↓↓↓

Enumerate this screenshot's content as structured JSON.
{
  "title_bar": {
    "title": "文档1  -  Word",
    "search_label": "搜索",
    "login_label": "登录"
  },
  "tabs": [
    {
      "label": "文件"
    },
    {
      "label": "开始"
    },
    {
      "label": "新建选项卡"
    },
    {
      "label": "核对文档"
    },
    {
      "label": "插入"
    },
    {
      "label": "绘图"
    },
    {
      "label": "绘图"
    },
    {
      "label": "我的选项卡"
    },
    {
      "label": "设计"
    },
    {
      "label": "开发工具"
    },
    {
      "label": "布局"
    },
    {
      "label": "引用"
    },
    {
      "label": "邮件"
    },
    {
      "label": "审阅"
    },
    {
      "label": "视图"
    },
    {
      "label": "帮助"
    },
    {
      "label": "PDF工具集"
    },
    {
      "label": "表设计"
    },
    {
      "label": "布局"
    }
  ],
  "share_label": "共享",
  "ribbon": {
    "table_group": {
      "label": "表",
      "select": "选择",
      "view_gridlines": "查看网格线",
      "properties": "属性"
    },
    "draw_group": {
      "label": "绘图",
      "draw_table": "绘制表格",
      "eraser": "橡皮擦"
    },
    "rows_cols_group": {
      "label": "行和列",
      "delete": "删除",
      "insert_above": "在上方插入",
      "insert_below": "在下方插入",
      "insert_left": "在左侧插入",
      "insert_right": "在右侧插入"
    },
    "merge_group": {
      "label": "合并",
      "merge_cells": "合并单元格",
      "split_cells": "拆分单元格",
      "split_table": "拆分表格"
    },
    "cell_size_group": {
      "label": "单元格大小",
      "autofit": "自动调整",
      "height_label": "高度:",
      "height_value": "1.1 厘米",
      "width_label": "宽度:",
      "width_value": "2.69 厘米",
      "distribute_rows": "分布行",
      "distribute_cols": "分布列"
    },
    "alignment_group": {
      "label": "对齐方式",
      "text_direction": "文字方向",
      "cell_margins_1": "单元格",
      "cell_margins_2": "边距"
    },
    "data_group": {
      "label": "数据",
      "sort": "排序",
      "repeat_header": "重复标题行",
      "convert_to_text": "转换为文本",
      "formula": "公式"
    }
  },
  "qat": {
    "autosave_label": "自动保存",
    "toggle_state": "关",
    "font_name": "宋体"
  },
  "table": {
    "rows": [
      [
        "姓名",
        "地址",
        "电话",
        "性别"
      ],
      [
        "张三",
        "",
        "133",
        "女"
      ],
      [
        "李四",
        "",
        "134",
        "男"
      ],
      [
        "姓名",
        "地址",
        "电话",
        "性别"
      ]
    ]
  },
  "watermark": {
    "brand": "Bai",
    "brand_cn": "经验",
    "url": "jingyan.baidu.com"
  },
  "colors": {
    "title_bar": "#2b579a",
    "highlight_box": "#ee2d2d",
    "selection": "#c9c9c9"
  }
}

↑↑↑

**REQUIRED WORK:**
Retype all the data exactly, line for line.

**SOLUTION BELOW:**
Enumerate this screenshot's content as structured JSON.
{
  "title_bar": {
    "title": "文档1  -  Word",
    "search_label": "搜索",
    "login_label": "登录"
  },
  "tabs": [
    {
      "label": "文件"
    },
    {
      "label": "开始"
    },
    {
      "label": "新建选项卡"
    },
    {
      "label": "核对文档"
    },
    {
      "label": "插入"
    },
    {
      "label": "绘图"
    },
    {
      "label": "绘图"
    },
    {
      "label": "我的选项卡"
    },
    {
      "label": "设计"
    },
    {
      "label": "开发工具"
    },
    {
      "label": "布局"
    },
    {
      "label": "引用"
    },
    {
      "label": "邮件"
    },
    {
      "label": "审阅"
    },
    {
      "label": "视图"
    },
    {
      "label": "帮助"
    },
    {
      "label": "PDF工具集"
    },
    {
      "label": "表设计"
    },
    {
      "label": "布局"
    }
  ],
  "share_label": "共享",
  "ribbon": {
    "table_group": {
      "label": "表",
      "select": "选择",
      "view_gridlines": "查看网格线",
      "properties": "属性"
    },
    "draw_group": {
      "label": "绘图",
      "draw_table": "绘制表格",
      "eraser": "橡皮擦"
    },
    "rows_cols_group": {
      "label": "行和列",
      "delete": "删除",
      "insert_above": "在上方插入",
      "insert_below": "在下方插入",
      "insert_left": "在左侧插入",
      "insert_right": "在右侧插入"
    },
    "merge_group": {
      "label": "合并",
      "merge_cells": "合并单元格",
      "split_cells": "拆分单元格",
      "split_table": "拆分表格"
    },
    "cell_size_group": {
      "label": "单元格大小",
      "autofit": "自动调整",
      "height_label": "高度:",
      "height_value": "1.1 厘米",
      "width_label": "宽度:",
      "width_value": "2.69 厘米",
      "distribute_rows": "分布行",
      "distribute_cols": "分布列"
    },
    "alignment_group": {
      "label": "对齐方式",
      "text_direction": "文字方向",
      "cell_margins_1": "单元格",
      "cell_margins_2": "边距"
    },
    "data_group": {
      "label": "数据",
      "sort": "排序",
      "repeat_header": "重复标题行",
      "convert_to_text": "转换为文本",
      "formula": "公式"
    }
  },
  "qat": {
    "autosave_label": "自动保存",
    "toggle_state": "关",
    "font_name": "宋体"
  },
  "table": {
    "rows": [
      [
        "姓名",
        "地址",
        "电话",
        "性别"
      ],
      [
        "张三",
        "",
        "133",
        "女"
      ],
      [
        "李四",
        "",
        "134",
        "男"
      ],
      [
        "姓名",
        "地址",
        "电话",
        "性别"
      ]
    ]
  },
  "watermark": {
    "brand": "Bai",
    "brand_cn": "经验",
    "url": "jingyan.baidu.com"
  },
  "colors": {
    "title_bar": "#2b579a",
    "highlight_box": "#ee2d2d",
    "selection": "#c9c9c9"
  }
}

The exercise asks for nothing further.